----- Data provided -----
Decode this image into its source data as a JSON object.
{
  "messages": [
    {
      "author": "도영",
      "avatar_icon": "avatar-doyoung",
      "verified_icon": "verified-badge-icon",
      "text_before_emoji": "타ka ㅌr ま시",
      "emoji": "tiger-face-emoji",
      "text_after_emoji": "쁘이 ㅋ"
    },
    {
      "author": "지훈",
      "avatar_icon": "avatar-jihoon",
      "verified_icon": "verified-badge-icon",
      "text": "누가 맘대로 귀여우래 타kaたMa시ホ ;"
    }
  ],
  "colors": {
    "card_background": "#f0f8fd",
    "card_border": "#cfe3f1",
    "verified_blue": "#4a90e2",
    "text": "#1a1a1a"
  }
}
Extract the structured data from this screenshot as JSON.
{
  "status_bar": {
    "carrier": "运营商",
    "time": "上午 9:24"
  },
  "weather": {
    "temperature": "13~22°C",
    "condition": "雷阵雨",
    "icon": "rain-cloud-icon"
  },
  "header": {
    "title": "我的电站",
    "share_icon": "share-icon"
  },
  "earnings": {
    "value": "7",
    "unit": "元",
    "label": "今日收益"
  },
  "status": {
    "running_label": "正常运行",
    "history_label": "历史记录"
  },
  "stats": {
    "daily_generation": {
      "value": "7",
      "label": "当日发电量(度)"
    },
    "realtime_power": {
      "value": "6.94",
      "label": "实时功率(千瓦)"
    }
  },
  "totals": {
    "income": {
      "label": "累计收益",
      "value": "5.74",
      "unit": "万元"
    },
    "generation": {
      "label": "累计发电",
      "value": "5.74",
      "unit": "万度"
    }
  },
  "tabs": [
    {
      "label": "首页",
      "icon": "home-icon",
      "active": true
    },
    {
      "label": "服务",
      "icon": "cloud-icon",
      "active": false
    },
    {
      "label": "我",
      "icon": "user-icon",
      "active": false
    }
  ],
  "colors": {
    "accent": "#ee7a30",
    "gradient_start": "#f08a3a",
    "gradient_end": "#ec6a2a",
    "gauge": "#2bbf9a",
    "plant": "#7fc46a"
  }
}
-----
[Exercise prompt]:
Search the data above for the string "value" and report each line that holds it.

[Response to this task]:
    "value": "7",
      "value": "7",
      "value": "6.94",
      "value": "5.74",
      "value": "5.74",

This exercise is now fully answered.